Find each line in the records below that contains the word "JSON", and copy it out.

================

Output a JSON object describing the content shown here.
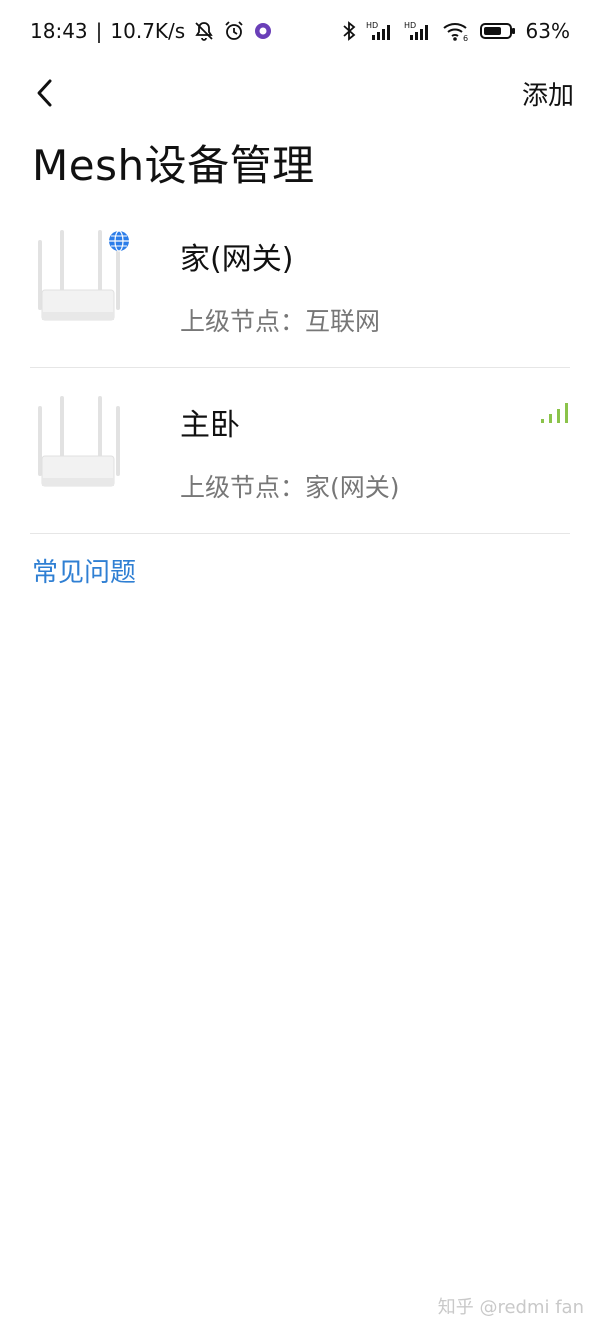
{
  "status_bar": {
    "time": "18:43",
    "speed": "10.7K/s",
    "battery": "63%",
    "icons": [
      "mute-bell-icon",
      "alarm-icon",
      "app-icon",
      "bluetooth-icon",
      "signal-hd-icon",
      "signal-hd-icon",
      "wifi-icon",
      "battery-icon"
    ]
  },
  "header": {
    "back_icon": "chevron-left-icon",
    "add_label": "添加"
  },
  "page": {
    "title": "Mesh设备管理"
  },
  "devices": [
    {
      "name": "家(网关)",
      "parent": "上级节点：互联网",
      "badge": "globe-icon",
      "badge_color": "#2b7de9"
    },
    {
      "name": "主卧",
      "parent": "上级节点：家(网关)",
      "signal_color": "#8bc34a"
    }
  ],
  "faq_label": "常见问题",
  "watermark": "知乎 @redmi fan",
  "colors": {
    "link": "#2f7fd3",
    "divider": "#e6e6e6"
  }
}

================

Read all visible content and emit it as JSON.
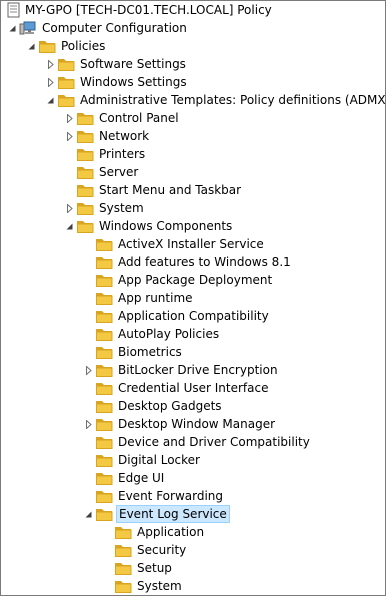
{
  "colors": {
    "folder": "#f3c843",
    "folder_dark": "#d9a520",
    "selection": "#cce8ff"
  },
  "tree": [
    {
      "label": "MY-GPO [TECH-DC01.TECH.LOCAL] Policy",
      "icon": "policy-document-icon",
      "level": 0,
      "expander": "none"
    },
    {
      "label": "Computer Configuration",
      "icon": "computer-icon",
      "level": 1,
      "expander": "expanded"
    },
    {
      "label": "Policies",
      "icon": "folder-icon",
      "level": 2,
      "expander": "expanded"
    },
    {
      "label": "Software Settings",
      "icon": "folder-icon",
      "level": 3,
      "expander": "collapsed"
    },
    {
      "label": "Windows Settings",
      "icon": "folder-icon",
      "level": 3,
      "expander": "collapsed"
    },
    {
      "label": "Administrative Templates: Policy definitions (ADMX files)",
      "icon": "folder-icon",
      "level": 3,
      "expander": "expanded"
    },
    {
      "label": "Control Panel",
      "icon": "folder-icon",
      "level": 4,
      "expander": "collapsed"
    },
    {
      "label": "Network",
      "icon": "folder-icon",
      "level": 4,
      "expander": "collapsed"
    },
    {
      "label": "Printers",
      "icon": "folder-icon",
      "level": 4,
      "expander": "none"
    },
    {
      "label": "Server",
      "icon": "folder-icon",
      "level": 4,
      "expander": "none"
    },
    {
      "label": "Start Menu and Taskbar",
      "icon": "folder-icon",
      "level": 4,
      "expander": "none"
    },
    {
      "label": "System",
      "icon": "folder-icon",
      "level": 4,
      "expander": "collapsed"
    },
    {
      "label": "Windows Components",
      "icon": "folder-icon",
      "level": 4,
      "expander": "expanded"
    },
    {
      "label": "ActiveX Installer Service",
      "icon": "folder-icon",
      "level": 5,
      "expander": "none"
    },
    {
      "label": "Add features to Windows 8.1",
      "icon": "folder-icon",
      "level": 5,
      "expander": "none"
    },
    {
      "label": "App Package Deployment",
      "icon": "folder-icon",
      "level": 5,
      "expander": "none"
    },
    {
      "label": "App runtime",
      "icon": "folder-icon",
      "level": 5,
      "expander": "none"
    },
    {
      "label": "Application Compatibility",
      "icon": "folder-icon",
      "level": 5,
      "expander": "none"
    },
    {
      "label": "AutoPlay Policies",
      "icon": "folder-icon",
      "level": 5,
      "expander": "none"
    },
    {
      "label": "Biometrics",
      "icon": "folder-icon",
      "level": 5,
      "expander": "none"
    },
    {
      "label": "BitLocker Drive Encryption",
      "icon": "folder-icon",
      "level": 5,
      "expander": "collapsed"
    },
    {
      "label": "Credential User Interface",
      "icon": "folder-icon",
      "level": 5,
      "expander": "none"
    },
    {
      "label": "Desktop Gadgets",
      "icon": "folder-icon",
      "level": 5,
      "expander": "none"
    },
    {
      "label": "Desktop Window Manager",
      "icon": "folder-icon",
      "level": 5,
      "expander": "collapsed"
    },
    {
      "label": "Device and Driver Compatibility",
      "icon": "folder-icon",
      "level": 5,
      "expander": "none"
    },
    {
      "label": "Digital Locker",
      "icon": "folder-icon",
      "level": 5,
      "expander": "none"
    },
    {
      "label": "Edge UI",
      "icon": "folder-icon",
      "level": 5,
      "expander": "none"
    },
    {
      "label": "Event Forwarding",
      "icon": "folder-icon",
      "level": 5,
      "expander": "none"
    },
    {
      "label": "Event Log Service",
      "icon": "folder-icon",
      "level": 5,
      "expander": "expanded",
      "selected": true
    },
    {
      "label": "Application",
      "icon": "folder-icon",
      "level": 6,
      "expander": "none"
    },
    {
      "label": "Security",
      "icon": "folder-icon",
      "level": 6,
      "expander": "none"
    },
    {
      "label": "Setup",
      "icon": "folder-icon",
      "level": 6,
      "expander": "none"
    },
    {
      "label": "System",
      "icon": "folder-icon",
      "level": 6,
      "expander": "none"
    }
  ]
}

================

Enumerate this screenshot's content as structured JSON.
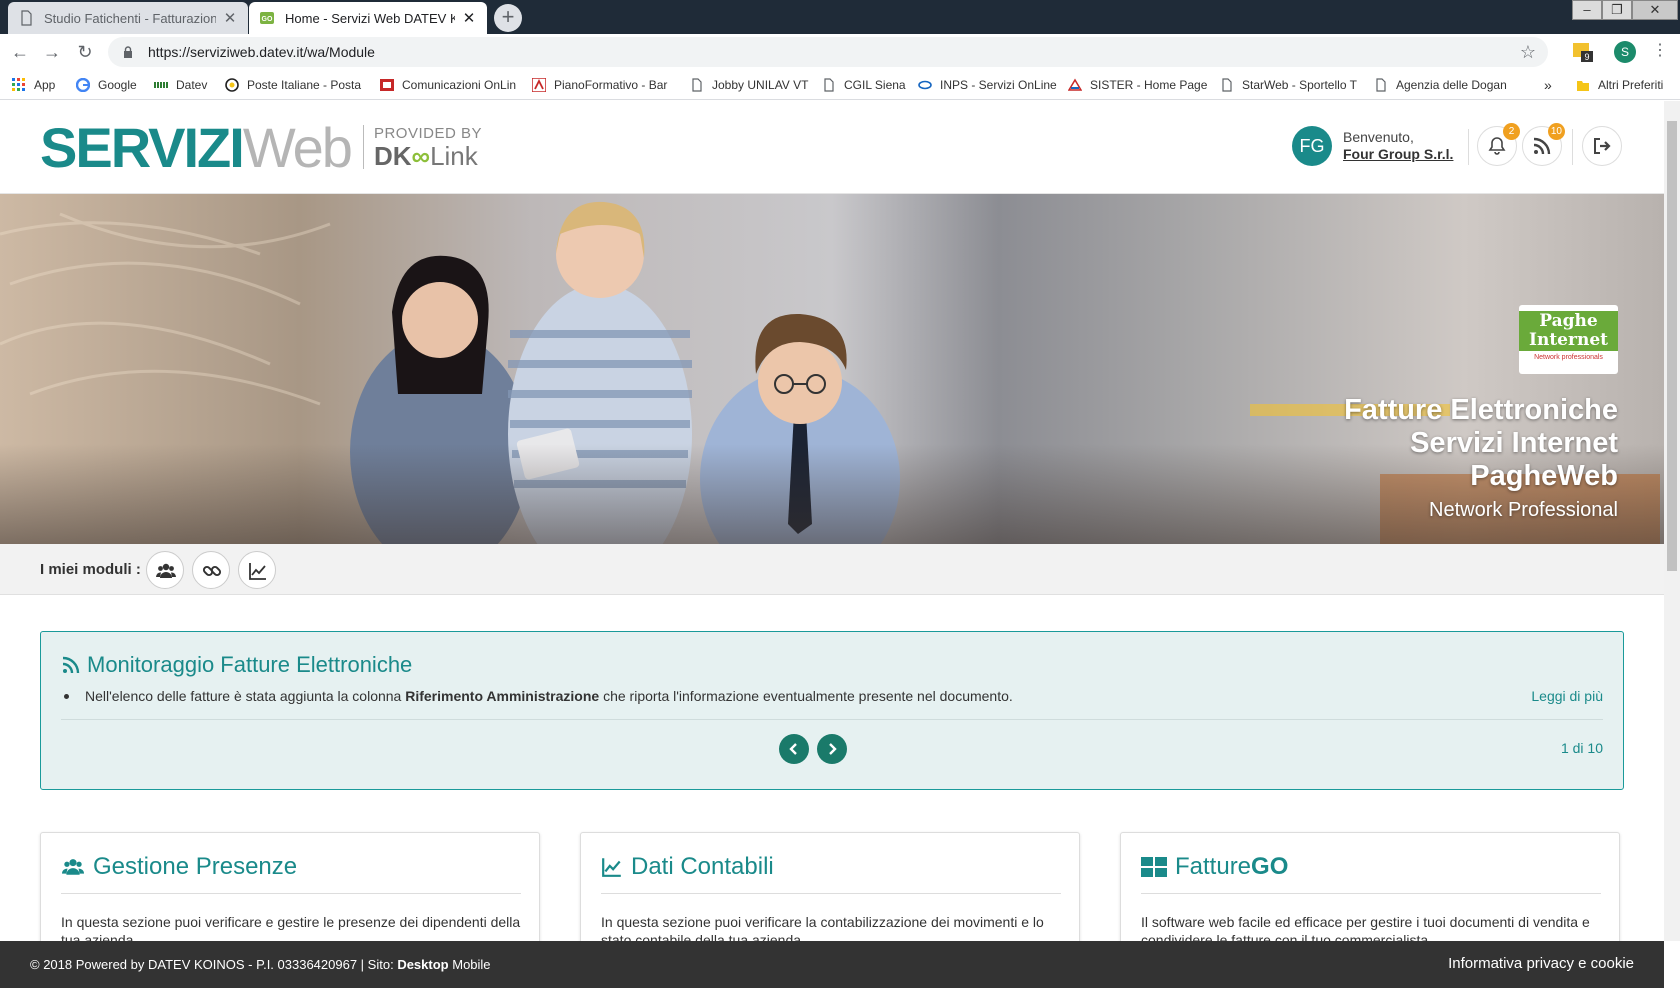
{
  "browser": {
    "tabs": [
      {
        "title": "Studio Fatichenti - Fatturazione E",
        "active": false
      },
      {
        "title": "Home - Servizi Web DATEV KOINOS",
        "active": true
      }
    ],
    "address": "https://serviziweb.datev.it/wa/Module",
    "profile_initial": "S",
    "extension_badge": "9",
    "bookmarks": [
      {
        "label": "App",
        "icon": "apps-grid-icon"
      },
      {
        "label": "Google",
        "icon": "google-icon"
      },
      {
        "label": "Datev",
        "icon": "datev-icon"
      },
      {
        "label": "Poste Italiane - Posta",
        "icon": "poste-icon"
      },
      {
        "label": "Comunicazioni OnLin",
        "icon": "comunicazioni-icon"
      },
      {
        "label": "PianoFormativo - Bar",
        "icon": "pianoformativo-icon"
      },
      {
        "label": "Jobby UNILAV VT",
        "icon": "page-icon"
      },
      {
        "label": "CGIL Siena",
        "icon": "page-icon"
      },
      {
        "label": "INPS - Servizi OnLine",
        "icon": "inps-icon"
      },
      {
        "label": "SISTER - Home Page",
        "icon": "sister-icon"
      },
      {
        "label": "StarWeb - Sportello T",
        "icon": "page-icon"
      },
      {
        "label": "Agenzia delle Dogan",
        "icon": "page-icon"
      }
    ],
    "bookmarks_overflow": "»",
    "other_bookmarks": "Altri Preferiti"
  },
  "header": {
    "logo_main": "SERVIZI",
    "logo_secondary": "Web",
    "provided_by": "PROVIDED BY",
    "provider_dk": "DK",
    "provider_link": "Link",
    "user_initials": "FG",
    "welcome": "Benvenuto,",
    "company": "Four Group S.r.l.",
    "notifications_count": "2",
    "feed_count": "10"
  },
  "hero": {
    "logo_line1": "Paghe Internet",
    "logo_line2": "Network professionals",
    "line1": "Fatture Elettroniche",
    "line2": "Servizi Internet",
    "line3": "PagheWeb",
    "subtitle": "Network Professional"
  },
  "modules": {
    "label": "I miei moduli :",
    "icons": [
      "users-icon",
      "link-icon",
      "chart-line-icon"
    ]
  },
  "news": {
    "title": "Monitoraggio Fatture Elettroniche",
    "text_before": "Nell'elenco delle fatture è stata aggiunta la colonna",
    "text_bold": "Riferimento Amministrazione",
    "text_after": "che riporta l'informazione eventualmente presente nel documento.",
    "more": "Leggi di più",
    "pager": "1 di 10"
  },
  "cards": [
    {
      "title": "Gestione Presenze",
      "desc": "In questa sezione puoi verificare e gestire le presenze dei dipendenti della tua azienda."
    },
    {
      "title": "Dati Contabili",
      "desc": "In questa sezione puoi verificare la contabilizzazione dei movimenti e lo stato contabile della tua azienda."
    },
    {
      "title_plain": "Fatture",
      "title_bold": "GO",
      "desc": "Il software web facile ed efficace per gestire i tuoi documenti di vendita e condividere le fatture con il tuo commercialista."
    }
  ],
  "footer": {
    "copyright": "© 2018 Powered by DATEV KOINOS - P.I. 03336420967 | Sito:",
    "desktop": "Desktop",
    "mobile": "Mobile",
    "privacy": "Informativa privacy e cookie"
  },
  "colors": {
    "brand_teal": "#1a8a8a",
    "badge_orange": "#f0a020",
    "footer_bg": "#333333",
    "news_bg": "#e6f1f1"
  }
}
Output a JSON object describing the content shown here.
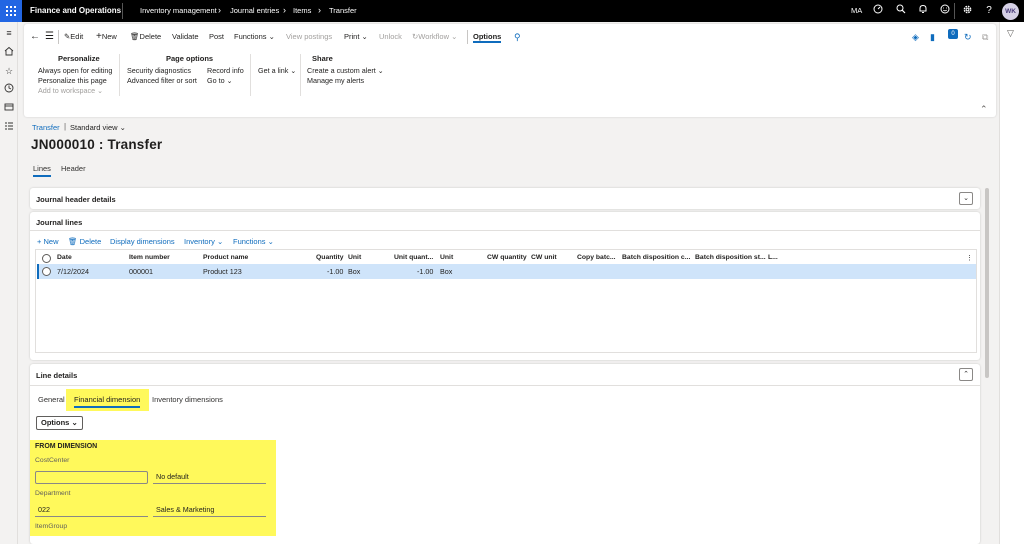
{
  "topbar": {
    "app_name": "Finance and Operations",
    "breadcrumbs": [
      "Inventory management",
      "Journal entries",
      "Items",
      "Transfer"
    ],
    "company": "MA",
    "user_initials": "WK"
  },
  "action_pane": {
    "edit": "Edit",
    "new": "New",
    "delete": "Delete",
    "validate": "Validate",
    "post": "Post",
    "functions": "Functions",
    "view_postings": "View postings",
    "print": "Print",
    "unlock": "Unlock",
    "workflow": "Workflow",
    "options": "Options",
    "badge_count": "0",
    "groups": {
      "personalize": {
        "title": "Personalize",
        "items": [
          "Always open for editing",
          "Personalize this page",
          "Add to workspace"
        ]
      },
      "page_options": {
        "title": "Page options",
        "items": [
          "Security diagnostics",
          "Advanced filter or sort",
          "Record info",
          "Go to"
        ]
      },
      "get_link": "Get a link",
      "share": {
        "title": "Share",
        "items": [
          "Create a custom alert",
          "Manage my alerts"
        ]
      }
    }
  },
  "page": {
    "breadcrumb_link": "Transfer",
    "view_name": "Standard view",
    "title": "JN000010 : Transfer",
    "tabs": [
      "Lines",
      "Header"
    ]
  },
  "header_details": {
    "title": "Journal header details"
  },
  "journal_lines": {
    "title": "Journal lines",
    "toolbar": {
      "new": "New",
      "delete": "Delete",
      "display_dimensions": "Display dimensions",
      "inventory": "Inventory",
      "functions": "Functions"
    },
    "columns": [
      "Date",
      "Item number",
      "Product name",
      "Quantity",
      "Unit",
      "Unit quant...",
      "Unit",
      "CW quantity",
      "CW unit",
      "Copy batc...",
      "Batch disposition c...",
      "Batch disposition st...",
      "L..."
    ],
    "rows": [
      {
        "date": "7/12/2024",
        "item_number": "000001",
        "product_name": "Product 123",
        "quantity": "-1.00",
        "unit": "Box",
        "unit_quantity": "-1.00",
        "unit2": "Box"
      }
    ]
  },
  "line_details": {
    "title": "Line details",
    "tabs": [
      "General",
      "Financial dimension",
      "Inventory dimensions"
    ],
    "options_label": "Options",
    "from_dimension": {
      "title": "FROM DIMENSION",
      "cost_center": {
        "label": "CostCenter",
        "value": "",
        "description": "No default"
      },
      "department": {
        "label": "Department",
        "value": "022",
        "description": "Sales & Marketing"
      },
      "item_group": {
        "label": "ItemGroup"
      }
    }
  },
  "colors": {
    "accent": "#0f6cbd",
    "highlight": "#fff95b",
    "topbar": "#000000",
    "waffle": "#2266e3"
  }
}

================

> **Answer box**:
Output a JSON object describing the content shown here.
Read all visible content and emit it as JSON.
Enumerate this screenshot's content as structured JSON.
Output a JSON object describing the content shown here.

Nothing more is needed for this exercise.